Lee Child: That is a great question. I don’t really know how to answer it. I always start writing in September. In August, beginning of August, I have no idea about it, but in August, I start turning things over in my mind a good opening line but typically it just pops in my head, and at that point I have no idea what the story is going to be following it, but I agree the opening line is so important. If it’s a good line, interesting and provocative and suggestive of excitement to come, then I will just use it. Then once that’s down and the opening paragraph and the opening page is done, then it’s a question of what the rest of the book is and what can follow on from this.
I never change that line either. I don’t change much at all when I’m writing. Certainly not the opening. The opening, in my opinion, is always best if it’s the spontaneous first draft opening. I think that reads better.
AF: How do you maintain different voices in the characters while still maintaining a form of uniformity within the dialogue?
Lee Child: Dialogue is one of those things that’s very strange really because we get praised for writing natural dialogue, so called, and people say that dialogue is really good, but of course bears no relation at all to how real life people speak. You know, one of the really interesting things to do in life is to eavesdrop on a conversation and imagine it written down on a page, and it would be bizarre because you have all kinds of pauses, stops and starts, repetitions, stumbles and changes in direction, and it would look really strange on the page, but that is real dialogue.
What we do is highly unreal dialogue, because typically it’s coherent or succinct and there are no stumbles or repetitions and pauses and all that. It’s technical, literally unreal dialogue and it somehow looks real. That’s one of the great conundrums of writing, really, is that it’s not accurate but it looks very convincing.
The answer to the question really is, while I’m writing the book, those people are real, they really exist, I can hear them talking, and so I just write down what they are saying.
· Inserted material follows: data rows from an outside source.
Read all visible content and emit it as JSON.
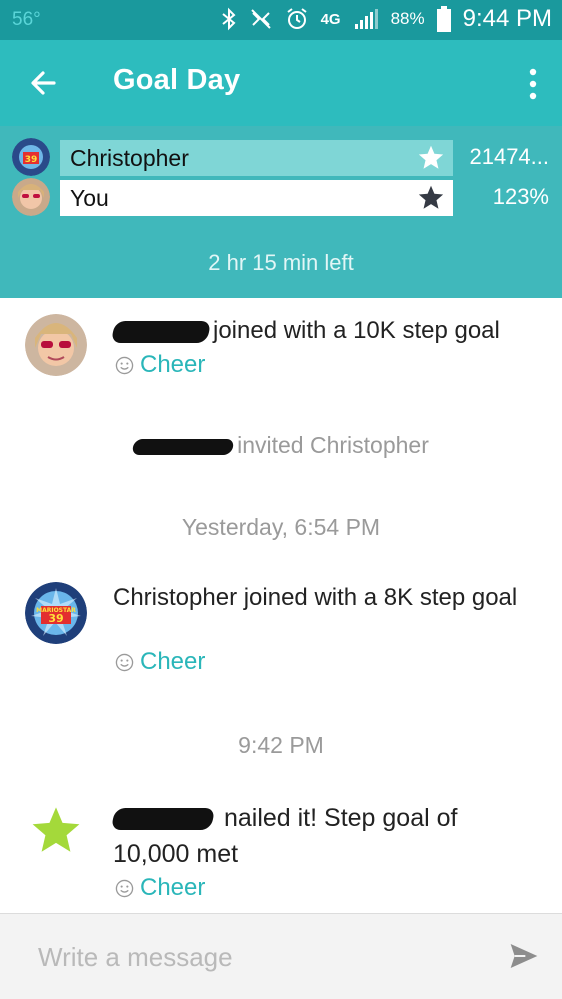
{
  "status_bar": {
    "temperature": "56°",
    "network": "4G",
    "battery_percent": "88%",
    "time": "9:44 PM",
    "icons": [
      "bluetooth-icon",
      "vibrate-mute-icon",
      "alarm-icon",
      "network-4g-icon",
      "signal-icon",
      "battery-icon"
    ]
  },
  "app_bar": {
    "title": "Goal Day",
    "back_icon": "arrow-left-icon",
    "menu_icon": "overflow-menu-icon"
  },
  "leaderboard": {
    "participants": [
      {
        "name": "Christopher",
        "value": "21474...",
        "star": "white"
      },
      {
        "name": "You",
        "value": "123%",
        "star": "dark"
      }
    ],
    "time_left": "2 hr 15 min left"
  },
  "feed": {
    "items": [
      {
        "type": "event",
        "text": "joined with a 10K step goal",
        "cheer": "Cheer"
      },
      {
        "type": "notice",
        "text": "invited Christopher"
      },
      {
        "type": "timestamp",
        "text": "Yesterday, 6:54 PM"
      },
      {
        "type": "event",
        "text": "Christopher joined with a 8K step goal",
        "cheer": "Cheer"
      },
      {
        "type": "timestamp",
        "text": "9:42 PM"
      },
      {
        "type": "event",
        "text_line1": "nailed it! Step goal of",
        "text_line2": "10,000 met",
        "cheer": "Cheer"
      }
    ]
  },
  "composer": {
    "placeholder": "Write a message",
    "send_icon": "send-icon"
  },
  "colors": {
    "status_bar": "#1a999d",
    "app_bar": "#2dbcbe",
    "board": "#40b8bb",
    "leader_bar": "#7fd6d6",
    "accent": "#2ab6b9",
    "star_green": "#a4d93a"
  }
}
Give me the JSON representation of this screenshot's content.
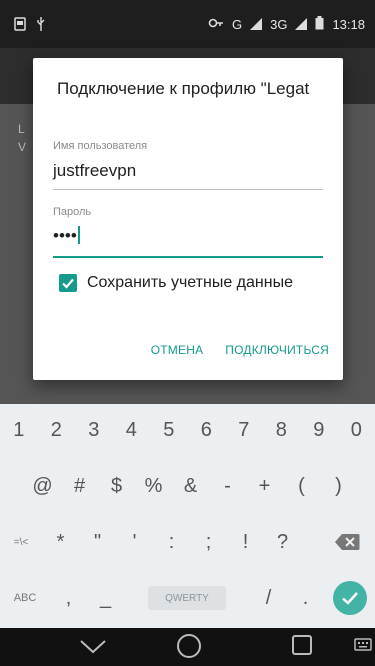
{
  "status_bar": {
    "network_label": "G",
    "network_label_2": "3G",
    "time": "13:18"
  },
  "background_app": {
    "ghost_line_1": "L",
    "ghost_line_2": "V"
  },
  "dialog": {
    "title": "Подключение к профилю \"Legat",
    "username_label": "Имя пользователя",
    "username_value": "justfreevpn",
    "password_label": "Пароль",
    "password_value": "••••",
    "save_credentials_label": "Сохранить учетные данные",
    "save_credentials_checked": true,
    "cancel_label": "ОТМЕНА",
    "connect_label": "ПОДКЛЮЧИТЬСЯ"
  },
  "keyboard": {
    "row1": [
      "1",
      "2",
      "3",
      "4",
      "5",
      "6",
      "7",
      "8",
      "9",
      "0"
    ],
    "row2": [
      "@",
      "#",
      "$",
      "%",
      "&",
      "-",
      "+",
      "(",
      ")"
    ],
    "row3": [
      "=\\<",
      "*",
      "\"",
      "'",
      ":",
      ";",
      "!",
      "?"
    ],
    "row4": {
      "abc": "ABC",
      "comma": ",",
      "underscore": "_",
      "space_label": "QWERTY",
      "slash": "/",
      "period": "."
    }
  },
  "colors": {
    "accent": "#159a8c",
    "enter": "#43b3a6"
  },
  "icons": {
    "status_left": [
      "screenshot-icon",
      "usb-icon"
    ],
    "status_right": [
      "vpn-key-icon",
      "signal-icon",
      "battery-icon"
    ],
    "backspace": "backspace-icon",
    "enter": "enter-check-icon",
    "nav": [
      "back-icon",
      "home-icon",
      "recents-icon",
      "keyboard-switch-icon"
    ]
  }
}
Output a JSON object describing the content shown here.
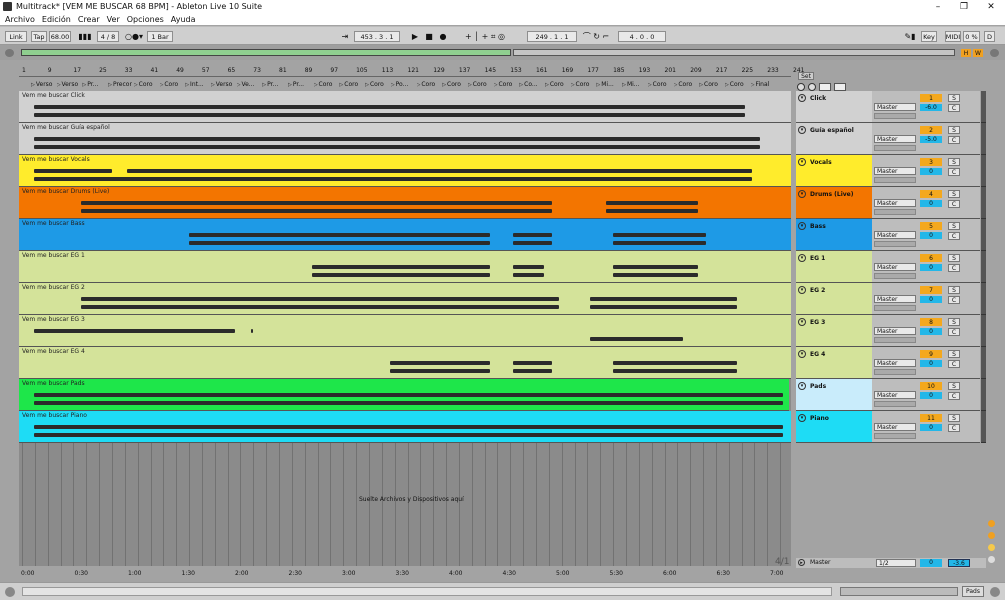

AF: What is your biggest difficulty as a writer and how do you overcome it?
Lee Child: The biggest difficulty for me is stylistically, is coming up with character names. I’m just really bad at that. So what I do, in the old days, I’d use a phone book and now I use random name generators on the Internet, and I try to pick a good sounding name. I find it very difficult. Fortunately, what we do now is donating names to a charity auction. The auction winner can have his or her name in the book and that helps a lot because then someone has given me a name.
AF: I hear you’re a voracious reader. What type of books do you enjoy reading?
Lee Child: Oh literally every kind of book. Literally, I read everything: fiction, nonfiction, genre fiction, literary fiction, history, politics, technology, I just love to know about as much as I can. I got thousands of books and I just love to read.
AF: I realize you get asked this a lot, but I ask every author I interview this question. What is the best advice you can give to an aspiring writer?
Lee Child: If a book is going to succeed, and it cannot be guaranteed, I mean there’s no guarantees in this business but if you want to at least get to the starting line, then the book has got to have an organic integrity of it’s own, it’s got to be the product of one mind, in other words, the writers mind, so my advice is really, to ignore advice, because if you have something in mind and you are somehow inhibited from doing it because Lee Child says to do it differently, or Stephen King says to do it differently, or someone else says don’t do it at all or someone else says do it later in the book, if you start to listen to those voices of doubt, then it’s no longer an organic product, it’s a committed decision, so my advice is to go for it, and write the book exactly how you wanted to write it, and if it is exactly what you want then that’s exactly what one human being that likes it, and nobody is all that unique, so if you like it, then there will be other people who will like it too. If on the other hand write it in a way that’s compromised and committed decision, then your not really going to like and nobody else will like it either.